Data about app and page elements
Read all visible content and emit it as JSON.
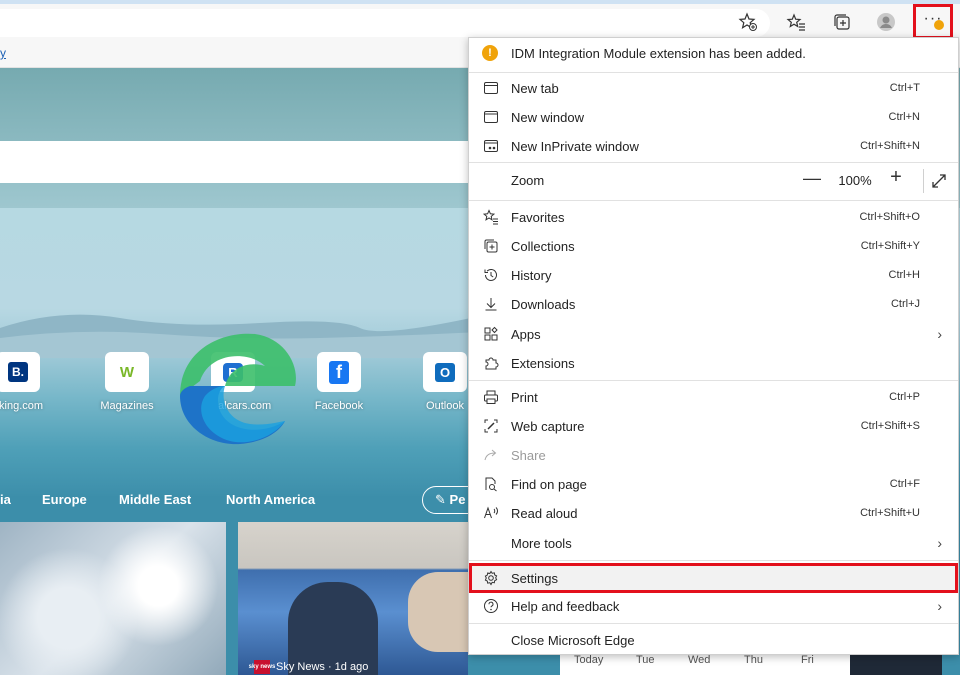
{
  "browser": {
    "favbar_link": "y",
    "toolbar_icons": [
      "add-favorite-icon",
      "favorites-icon",
      "collections-icon",
      "profile-icon"
    ],
    "menu_button": "···",
    "accent_red": "#e3101c",
    "badge_color": "#f0a30a"
  },
  "page": {
    "tiles": [
      {
        "icon": "booking-logo",
        "glyph": "B.",
        "label": "oking.com",
        "color": "#003580"
      },
      {
        "icon": "magazines-logo",
        "glyph": "W",
        "label": "Magazines",
        "color": "#7ab829"
      },
      {
        "icon": "rentalcars-logo",
        "glyph": "R",
        "label": "Rentalcars.com",
        "color": "#1f6fd1"
      },
      {
        "icon": "facebook-logo",
        "glyph": "f",
        "label": "Facebook",
        "color": "#1877f2"
      },
      {
        "icon": "outlook-logo",
        "glyph": "O",
        "label": "Outlook",
        "color": "#0f6cbd"
      }
    ],
    "nav": [
      "ia",
      "Europe",
      "Middle East",
      "North America"
    ],
    "personalize_label": "Pe",
    "news_source": "Sky News · 1d ago",
    "news_source_logo": "sky news",
    "calendar_days": [
      "Today",
      "Tue",
      "Wed",
      "Thu",
      "Fri"
    ]
  },
  "menu": {
    "notification": "IDM Integration Module extension has been added.",
    "notification_icon": "!",
    "group1": [
      {
        "label": "New tab",
        "shortcut": "Ctrl+T",
        "icon": "new-tab-icon"
      },
      {
        "label": "New window",
        "shortcut": "Ctrl+N",
        "icon": "new-window-icon"
      },
      {
        "label": "New InPrivate window",
        "shortcut": "Ctrl+Shift+N",
        "icon": "inprivate-icon"
      }
    ],
    "zoom": {
      "label": "Zoom",
      "value": "100%",
      "minus": "—",
      "plus": "+"
    },
    "group2": [
      {
        "label": "Favorites",
        "shortcut": "Ctrl+Shift+O",
        "icon": "favorites-icon"
      },
      {
        "label": "Collections",
        "shortcut": "Ctrl+Shift+Y",
        "icon": "collections-icon"
      },
      {
        "label": "History",
        "shortcut": "Ctrl+H",
        "icon": "history-icon"
      },
      {
        "label": "Downloads",
        "shortcut": "Ctrl+J",
        "icon": "downloads-icon"
      },
      {
        "label": "Apps",
        "shortcut": "",
        "icon": "apps-icon",
        "chevron": "›"
      },
      {
        "label": "Extensions",
        "shortcut": "",
        "icon": "extensions-icon"
      }
    ],
    "group3": [
      {
        "label": "Print",
        "shortcut": "Ctrl+P",
        "icon": "print-icon"
      },
      {
        "label": "Web capture",
        "shortcut": "Ctrl+Shift+S",
        "icon": "web-capture-icon"
      },
      {
        "label": "Share",
        "shortcut": "",
        "icon": "share-icon",
        "disabled": true
      },
      {
        "label": "Find on page",
        "shortcut": "Ctrl+F",
        "icon": "find-icon"
      },
      {
        "label": "Read aloud",
        "shortcut": "Ctrl+Shift+U",
        "icon": "read-aloud-icon"
      },
      {
        "label": "More tools",
        "shortcut": "",
        "icon": "",
        "chevron": "›"
      }
    ],
    "group4": [
      {
        "label": "Settings",
        "shortcut": "",
        "icon": "settings-icon"
      },
      {
        "label": "Help and feedback",
        "shortcut": "",
        "icon": "help-icon",
        "chevron": "›"
      }
    ],
    "close": {
      "label": "Close Microsoft Edge"
    }
  }
}
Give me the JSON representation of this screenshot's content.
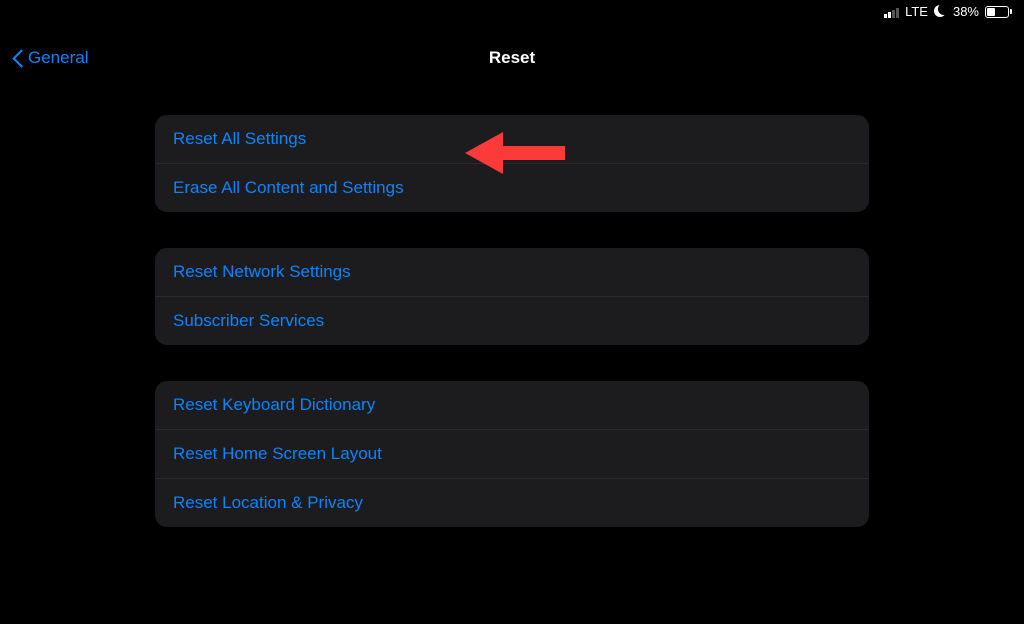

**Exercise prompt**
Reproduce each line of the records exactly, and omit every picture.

**Written answer**
Read all visible content and emit it as JSON.
{
  "browser": {
    "favbar_link": "y",
    "toolbar_icons": [
      "add-favorite-icon",
      "favorites-icon",
      "collections-icon",
      "profile-icon"
    ],
    "menu_button": "···",
    "accent_red": "#e3101c",
    "badge_color": "#f0a30a"
  },
  "page": {
    "tiles": [
      {
        "icon": "booking-logo",
        "glyph": "B.",
        "label": "oking.com",
        "color": "#003580"
      },
      {
        "icon": "magazines-logo",
        "glyph": "W",
        "label": "Magazines",
        "color": "#7ab829"
      },
      {
        "icon": "rentalcars-logo",
        "glyph": "R",
        "label": "Rentalcars.com",
        "color": "#1f6fd1"
      },
      {
        "icon": "facebook-logo",
        "glyph": "f",
        "label": "Facebook",
        "color": "#1877f2"
      },
      {
        "icon": "outlook-logo",
        "glyph": "O",
        "label": "Outlook",
        "color": "#0f6cbd"
      }
    ],
    "nav": [
      "ia",
      "Europe",
      "Middle East",
      "North America"
    ],
    "personalize_label": "Pe",
    "news_source": "Sky News · 1d ago",
    "news_source_logo": "sky news",
    "calendar_days": [
      "Today",
      "Tue",
      "Wed",
      "Thu",
      "Fri"
    ]
  },
  "menu": {
    "notification": "IDM Integration Module extension has been added.",
    "notification_icon": "!",
    "group1": [
      {
        "label": "New tab",
        "shortcut": "Ctrl+T",
        "icon": "new-tab-icon"
      },
      {
        "label": "New window",
        "shortcut": "Ctrl+N",
        "icon": "new-window-icon"
      },
      {
        "label": "New InPrivate window",
        "shortcut": "Ctrl+Shift+N",
        "icon": "inprivate-icon"
      }
    ],
    "zoom": {
      "label": "Zoom",
      "value": "100%",
      "minus": "—",
      "plus": "+"
    },
    "group2": [
      {
        "label": "Favorites",
        "shortcut": "Ctrl+Shift+O",
        "icon": "favorites-icon"
      },
      {
        "label": "Collections",
        "shortcut": "Ctrl+Shift+Y",
        "icon": "collections-icon"
      },
      {
        "label": "History",
        "shortcut": "Ctrl+H",
        "icon": "history-icon"
      },
      {
        "label": "Downloads",
        "shortcut": "Ctrl+J",
        "icon": "downloads-icon"
      },
      {
        "label": "Apps",
        "shortcut": "",
        "icon": "apps-icon",
        "chevron": "›"
      },
      {
        "label": "Extensions",
        "shortcut": "",
        "icon": "extensions-icon"
      }
    ],
    "group3": [
      {
        "label": "Print",
        "shortcut": "Ctrl+P",
        "icon": "print-icon"
      },
      {
        "label": "Web capture",
        "shortcut": "Ctrl+Shift+S",
        "icon": "web-capture-icon"
      },
      {
        "label": "Share",
        "shortcut": "",
        "icon": "share-icon",
        "disabled": true
      },
      {
        "label": "Find on page",
        "shortcut": "Ctrl+F",
        "icon": "find-icon"
      },
      {
        "label": "Read aloud",
        "shortcut": "Ctrl+Shift+U",
        "icon": "read-aloud-icon"
      },
      {
        "label": "More tools",
        "shortcut": "",
        "icon": "",
        "chevron": "›"
      }
    ],
    "group4": [
      {
        "label": "Settings",
        "shortcut": "",
        "icon": "settings-icon"
      },
      {
        "label": "Help and feedback",
        "shortcut": "",
        "icon": "help-icon",
        "chevron": "›"
      }
    ],
    "close": {
      "label": "Close Microsoft Edge"
    }
  }
}
Give me the JSON representation of this screenshot's content.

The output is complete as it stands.